would be \(1\).

Often, we consider a false positive to be worse than a false negative (imagine a medical test says that you donâ€™t have a sickness while you do). So, we want to do the following:

Choose small probability \(\alpha\) and find reasonable critical regions that make the probability for Type I error be bounded by \(\alpha\).

Among these critical regions, minimize the probability for Type II error.

Note that we have \[ 1 - \mathbb{P}_\theta ( \text{Type II error}) = \mathbb{P}_\theta \left[ (X_1, \dots, X_n) \in C \right].\]

This inspires the following definitions

**Definition 4.1 (size (significance level) of critical region) **We say that a critical region \(C\) is of *size* (or *significance level*) \(\alpha\) if
\[ \alpha = \sup_{\theta \in D_0} \mathbb{P}_\theta \left[ (X_1, \dots, X_n) \in C \right].\]

**Definition 4.2 (Power function of critical region) **A *power function* of a critical region \(C\) is a function \(\gamma_C: D_1 \to [0,1]\)
so that
\[ \gamma_C(\theta) = \mathbb{P}_\theta \left[ (X_1, \dots, X_n) \in C \right].\]

*Remark*. From the above discussion, the quality of a hypothesis test is really determined by
choosing the right critical region \(C\). So a test is better than another test
when the critical region of it is better than the critical region of the other one.
We, thus, need to be able to compare critical regions.

**Definition 4.3 **Given two critical regions \(C_1\) and \(C_2\) of size \(\alpha\), \(C_1\)
is better than \(C_2\) (denoted by \(C_1 \succeq C_2\)) if
\[\gamma_{C_1}(\theta) \geq \gamma_{C_2}(\theta)\,, \forall \theta \in D_1.\]

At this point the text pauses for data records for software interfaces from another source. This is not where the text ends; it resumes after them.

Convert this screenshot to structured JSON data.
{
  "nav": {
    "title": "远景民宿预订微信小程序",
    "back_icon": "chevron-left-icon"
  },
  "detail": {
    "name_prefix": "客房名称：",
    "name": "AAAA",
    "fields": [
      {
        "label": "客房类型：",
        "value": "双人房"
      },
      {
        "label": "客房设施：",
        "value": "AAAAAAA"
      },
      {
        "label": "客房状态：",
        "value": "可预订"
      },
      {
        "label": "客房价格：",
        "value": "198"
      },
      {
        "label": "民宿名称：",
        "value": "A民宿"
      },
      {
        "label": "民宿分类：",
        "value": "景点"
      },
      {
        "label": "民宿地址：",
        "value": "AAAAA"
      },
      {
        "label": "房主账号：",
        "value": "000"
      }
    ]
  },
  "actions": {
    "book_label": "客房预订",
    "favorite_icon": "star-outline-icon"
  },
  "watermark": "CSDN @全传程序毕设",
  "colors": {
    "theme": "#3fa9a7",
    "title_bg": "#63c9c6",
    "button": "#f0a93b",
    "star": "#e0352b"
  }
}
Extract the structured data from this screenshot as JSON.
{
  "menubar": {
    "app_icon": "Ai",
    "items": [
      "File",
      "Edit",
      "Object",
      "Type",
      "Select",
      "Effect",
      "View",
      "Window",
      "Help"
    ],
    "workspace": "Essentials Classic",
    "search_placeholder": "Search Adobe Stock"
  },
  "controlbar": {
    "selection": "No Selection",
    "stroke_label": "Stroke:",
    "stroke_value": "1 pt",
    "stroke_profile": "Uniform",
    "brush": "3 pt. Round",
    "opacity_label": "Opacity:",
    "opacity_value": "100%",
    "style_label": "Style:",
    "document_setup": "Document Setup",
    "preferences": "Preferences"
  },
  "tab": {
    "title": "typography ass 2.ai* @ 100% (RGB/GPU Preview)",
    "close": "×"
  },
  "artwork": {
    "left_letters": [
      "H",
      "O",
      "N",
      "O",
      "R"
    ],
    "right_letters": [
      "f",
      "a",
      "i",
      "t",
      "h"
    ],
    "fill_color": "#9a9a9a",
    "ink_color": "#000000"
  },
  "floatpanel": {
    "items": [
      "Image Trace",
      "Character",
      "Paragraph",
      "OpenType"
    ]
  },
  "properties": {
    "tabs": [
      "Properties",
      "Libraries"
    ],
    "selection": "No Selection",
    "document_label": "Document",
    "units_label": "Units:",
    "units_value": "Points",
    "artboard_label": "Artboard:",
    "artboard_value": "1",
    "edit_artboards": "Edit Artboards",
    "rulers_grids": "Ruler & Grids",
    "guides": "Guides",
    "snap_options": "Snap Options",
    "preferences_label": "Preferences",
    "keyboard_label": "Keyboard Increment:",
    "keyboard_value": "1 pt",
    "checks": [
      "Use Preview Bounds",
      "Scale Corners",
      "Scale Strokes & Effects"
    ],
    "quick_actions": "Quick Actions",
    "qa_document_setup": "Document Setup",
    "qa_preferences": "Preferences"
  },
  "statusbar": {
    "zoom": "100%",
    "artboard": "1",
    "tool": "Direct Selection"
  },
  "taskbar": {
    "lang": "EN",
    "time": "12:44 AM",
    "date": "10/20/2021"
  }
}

Note that, not any pair of critical regions are comparable.